Harvard sophomore set to play in the main draw on February 11
  | By Brian Coleman
New York Open College Wild Card Invitational winner Brian Shi with New York Open Tournament Director Peter Lebedevs.
Photo courtesy of the New York Open

 

The third installment of the New York Open once again brings professional tennis to Long Island and for Brian Shi, this year’s tournament will certainly be one he will not forget.

Shi, a Jericho native and a sophomore at Harvard University, will take to the black courts of NYCB LIVE, home of the Nassau Veterans Memorial Coliseum and compete in his first ever ATP World Tour match. Shi earned the main draw entry by way of winning the New York Open College Wild Card Invitational at the USTA Billie Jean King National Tennis Center in Flushing Meadows.

“I’ve thought about it every night since winning that last match, I’m going to do everything I can do to be prepared,” said Shi. “Being able to play near my hometown, just minutes from where I grew up and in front of friends and family, is indescribable.”

Shi had to advance through five rounds in the Wild Card Invitational, first taking out Brown’s Robert Siniakowicz 6-2, 6-0 in the opening round before receiving a walk over when top-seed Aleksandar Kovacevic of Illinois was forced to withdraw with an injury.

Up next was eighth-seed Evan Bynoe, a junior from Cornell, and Shi came through with a 6-2, 6-1 victory, before defeating Columbia’s Austen Huang 6-4, 6-4 and securing his spot in the championship match.

Awaiting him in the finals was a familiar opponent: his Harvard teammate and second-seed Ronan Jachuck.

“It’s always tough playing a teammate and friend,” said Shi. “We’re as comfortable with each other’s games as anyone can be considering we practice nearly every day together. We had very different fall seasons heading into this tournament; he played great, and I was injured and was unable to really play any tournaments. So going into the match I did feel like kind of the underdog, and because of that I felt like I was able to play more freely and go for my shots.”

The match would be decided by just a few points as Shi edged Jachuck 7-6, 7-6 to win the tournament and book his spot in the New York Open main draw.

“We both played great, it just came down to a few of those big points,” said Shi. “The match could have gone either way, and maybe I just got lucky on a few of those big points, but I felt like I put myself in a good position to get lucky…I think it shows how good our Harvard team can be this season, to have two of us playing in the finals of a tournament featuring the best collegiate players in the northeast. It really gives us confidence as a team heading into this season.”

Shi now prepares for the biggest match of his life, up to this point, as he is scheduled to play in the Night Session on Tuesday, February 11, New York Open’s College Night.

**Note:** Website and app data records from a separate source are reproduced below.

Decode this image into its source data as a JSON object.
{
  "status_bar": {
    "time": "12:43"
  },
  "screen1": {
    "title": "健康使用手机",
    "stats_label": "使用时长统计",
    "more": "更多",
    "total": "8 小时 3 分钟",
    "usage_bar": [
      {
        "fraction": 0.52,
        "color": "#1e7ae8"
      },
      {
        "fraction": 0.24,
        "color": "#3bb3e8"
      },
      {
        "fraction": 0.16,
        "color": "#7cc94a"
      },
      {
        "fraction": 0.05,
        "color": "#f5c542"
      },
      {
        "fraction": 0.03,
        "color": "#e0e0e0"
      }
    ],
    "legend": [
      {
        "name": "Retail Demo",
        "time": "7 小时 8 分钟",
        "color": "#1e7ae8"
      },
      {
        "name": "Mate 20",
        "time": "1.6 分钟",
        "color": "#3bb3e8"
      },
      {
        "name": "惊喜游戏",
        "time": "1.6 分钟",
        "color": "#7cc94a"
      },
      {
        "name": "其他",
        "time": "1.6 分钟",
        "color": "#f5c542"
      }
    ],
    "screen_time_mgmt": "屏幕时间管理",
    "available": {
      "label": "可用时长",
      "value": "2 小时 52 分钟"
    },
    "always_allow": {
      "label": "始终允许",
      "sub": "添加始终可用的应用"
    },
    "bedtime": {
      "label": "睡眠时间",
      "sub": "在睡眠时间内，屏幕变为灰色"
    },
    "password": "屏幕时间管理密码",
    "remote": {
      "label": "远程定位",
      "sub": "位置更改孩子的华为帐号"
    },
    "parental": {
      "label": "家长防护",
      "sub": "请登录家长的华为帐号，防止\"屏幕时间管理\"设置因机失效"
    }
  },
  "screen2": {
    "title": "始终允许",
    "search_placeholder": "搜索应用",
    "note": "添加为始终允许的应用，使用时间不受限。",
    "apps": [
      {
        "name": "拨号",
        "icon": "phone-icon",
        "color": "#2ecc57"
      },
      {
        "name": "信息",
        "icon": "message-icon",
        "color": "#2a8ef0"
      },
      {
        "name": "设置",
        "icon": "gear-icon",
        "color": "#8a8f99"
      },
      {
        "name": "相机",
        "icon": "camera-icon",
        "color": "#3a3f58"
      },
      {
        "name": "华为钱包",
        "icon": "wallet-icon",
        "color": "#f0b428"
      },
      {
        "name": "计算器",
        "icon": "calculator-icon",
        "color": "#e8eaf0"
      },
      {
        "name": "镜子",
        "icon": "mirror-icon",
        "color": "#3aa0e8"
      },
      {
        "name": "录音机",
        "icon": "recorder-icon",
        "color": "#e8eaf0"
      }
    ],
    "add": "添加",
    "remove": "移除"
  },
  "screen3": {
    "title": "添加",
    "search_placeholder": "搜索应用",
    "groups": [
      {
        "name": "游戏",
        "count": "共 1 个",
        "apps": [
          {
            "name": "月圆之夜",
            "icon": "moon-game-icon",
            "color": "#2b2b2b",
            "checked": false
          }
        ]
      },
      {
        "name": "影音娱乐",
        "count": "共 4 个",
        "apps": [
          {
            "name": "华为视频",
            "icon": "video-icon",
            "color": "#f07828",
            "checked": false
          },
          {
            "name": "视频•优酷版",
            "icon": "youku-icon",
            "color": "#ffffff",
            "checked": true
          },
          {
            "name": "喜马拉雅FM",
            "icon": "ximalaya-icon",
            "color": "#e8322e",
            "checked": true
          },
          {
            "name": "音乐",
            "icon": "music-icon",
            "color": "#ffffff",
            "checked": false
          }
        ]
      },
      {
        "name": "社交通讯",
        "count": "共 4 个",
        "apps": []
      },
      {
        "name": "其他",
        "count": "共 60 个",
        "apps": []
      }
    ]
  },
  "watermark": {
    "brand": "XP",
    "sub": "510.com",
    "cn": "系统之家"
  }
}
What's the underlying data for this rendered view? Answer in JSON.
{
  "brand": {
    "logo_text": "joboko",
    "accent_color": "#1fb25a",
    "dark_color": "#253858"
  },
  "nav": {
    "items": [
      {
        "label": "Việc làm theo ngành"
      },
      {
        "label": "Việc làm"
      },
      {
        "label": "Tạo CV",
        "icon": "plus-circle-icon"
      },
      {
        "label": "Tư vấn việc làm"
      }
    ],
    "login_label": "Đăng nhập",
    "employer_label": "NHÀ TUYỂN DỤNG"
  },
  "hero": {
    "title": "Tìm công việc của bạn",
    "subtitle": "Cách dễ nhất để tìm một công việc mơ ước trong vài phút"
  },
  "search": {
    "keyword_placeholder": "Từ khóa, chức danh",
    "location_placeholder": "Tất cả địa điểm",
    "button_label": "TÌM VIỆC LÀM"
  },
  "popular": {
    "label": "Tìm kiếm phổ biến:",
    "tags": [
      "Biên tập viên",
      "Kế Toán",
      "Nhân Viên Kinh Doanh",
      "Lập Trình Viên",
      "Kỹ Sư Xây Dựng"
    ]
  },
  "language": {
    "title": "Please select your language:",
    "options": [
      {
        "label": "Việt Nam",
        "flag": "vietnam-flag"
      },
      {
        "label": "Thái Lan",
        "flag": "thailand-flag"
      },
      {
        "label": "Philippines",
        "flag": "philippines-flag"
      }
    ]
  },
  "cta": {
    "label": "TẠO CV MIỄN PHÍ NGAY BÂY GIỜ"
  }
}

“I don’t think I am going to change up my routine; it’s still tennis,” said Shi, talking about his preparation for his New York Open debut. “Even though the guy on the other side of the net is a lot more accomplished than I am, he’s still human and he’ll be hitting the same tennis ball as I am. It feels good to be completely healthy, and I am going to do everything I can to be prepared.”

 

Brian Coleman

Brian Coleman is the Senior Editor for Long Island Tennis Magazine. He may be reached at brianc@usptennis.com